**Source material**
# # # #

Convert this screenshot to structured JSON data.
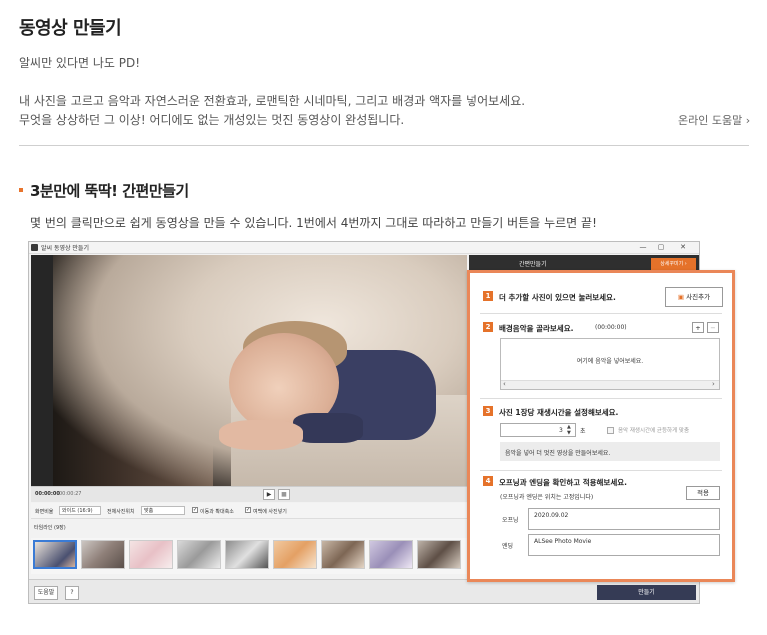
{
  "header": {
    "title": "동영상 만들기",
    "subtitle": "알씨만 있다면 나도 PD!",
    "desc_line1": "내 사진을 고르고 음악과 자연스러운 전환효과, 로맨틱한 시네마틱, 그리고 배경과 액자를 넣어보세요.",
    "desc_line2": "무엇을 상상하던 그 이상! 어디에도 없는 개성있는 멋진 동영상이 완성됩니다.",
    "help_link": "온라인 도움말 ›"
  },
  "section": {
    "title": "3분만에 뚝딱! 간편만들기",
    "desc": "몇 번의 클릭만으로 쉽게 동영상을 만들 수 있습니다. 1번에서 4번까지 그대로 따라하고 만들기 버튼을 누르면 끝!"
  },
  "app": {
    "window_title": "알씨 동영상 만들기",
    "window_buttons": [
      "—",
      "▢",
      "✕"
    ],
    "panel_header": "간편만들기",
    "detail_button": "상세꾸미기 ›",
    "time_current": "00:00:00",
    "time_total": "00:00:27",
    "play_icon": "▶",
    "stop_icon": "■",
    "opt_ratio_label": "화면비율",
    "opt_ratio_value": "와이드 (16:9)",
    "opt_transition_label": "전체사진위치",
    "opt_transition_value": "맞춤",
    "opt_check1": "이동과 확대축소",
    "opt_check2": "여백에 사진넣기",
    "timeline_label": "타임라인 (9장)",
    "help_button": "도움말",
    "question_button": "?",
    "make_button": "만들기"
  },
  "guide": {
    "step1_num": "1",
    "step1_title": "더 추가할 사진이 있으면 눌러보세요.",
    "add_photo_button": "사진추가",
    "step2_num": "2",
    "step2_title": "배경음악을 골라보세요.",
    "step2_time": "(00:00:00)",
    "music_placeholder": "여기에 음악을 넣어보세요.",
    "plus_icon": "+",
    "minus_icon": "−",
    "step3_num": "3",
    "step3_title": "사진 1장당 재생시간을 설정해보세요.",
    "duration_value": "3",
    "duration_unit": "초",
    "fit_music_label": "음악 재생시간에 균등하게 맞춤",
    "step3_note": "음악을 넣어 더 멋진 영상을 만들어보세요.",
    "step4_num": "4",
    "step4_title": "오프닝과 엔딩을 확인하고 적용해보세요.",
    "step4_sub": "(오프닝과 엔딩은 위치는 고정입니다)",
    "apply_button": "적용",
    "opening_label": "오프닝",
    "opening_value": "2020.09.02",
    "ending_label": "엔딩",
    "ending_value": "ALSee Photo Movie"
  },
  "colors": {
    "accent": "#e5722a",
    "overlay_border": "#ea8758",
    "make_button_bg": "#353b55"
  }
}
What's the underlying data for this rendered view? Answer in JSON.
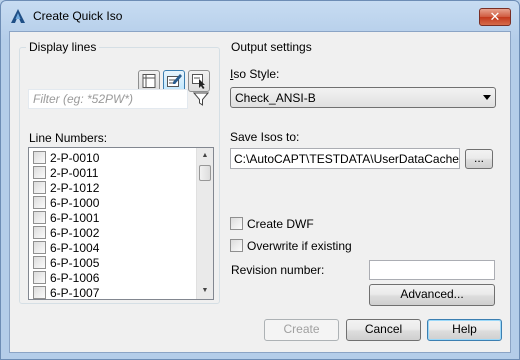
{
  "window": {
    "title": "Create Quick Iso",
    "close_glyph": "✕",
    "icon": "autocad-a-icon"
  },
  "display_lines": {
    "group_title": "Display lines",
    "tool_buttons": [
      {
        "name": "list-view-icon"
      },
      {
        "name": "edit-selection-icon",
        "active": true
      },
      {
        "name": "select-from-drawing-icon"
      }
    ],
    "filter_placeholder": "Filter (eg: *52PW*)",
    "filter_icon": "funnel-icon",
    "line_numbers_label": "Line Numbers:",
    "line_numbers": [
      "2-P-0010",
      "2-P-0011",
      "2-P-1012",
      "6-P-1000",
      "6-P-1001",
      "6-P-1002",
      "6-P-1004",
      "6-P-1005",
      "6-P-1006",
      "6-P-1007"
    ]
  },
  "output_settings": {
    "group_title": "Output settings",
    "iso_style_label": "Iso Style:",
    "iso_style_value": "Check_ANSI-B",
    "save_isos_label": "Save Isos to:",
    "save_path": "C:\\AutoCAPT\\TESTDATA\\UserDataCache\\Sa",
    "browse_label": "...",
    "create_dwf_label": "Create DWF",
    "overwrite_label": "Overwrite if existing",
    "revision_label": "Revision number:",
    "revision_value": "",
    "advanced_label": "Advanced..."
  },
  "footer": {
    "create_label": "Create",
    "cancel_label": "Cancel",
    "help_label": "Help"
  },
  "colors": {
    "accent": "#3c7fb1",
    "close_red": "#c3391c"
  }
}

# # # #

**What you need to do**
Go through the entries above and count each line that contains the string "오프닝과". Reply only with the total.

**Task result**
2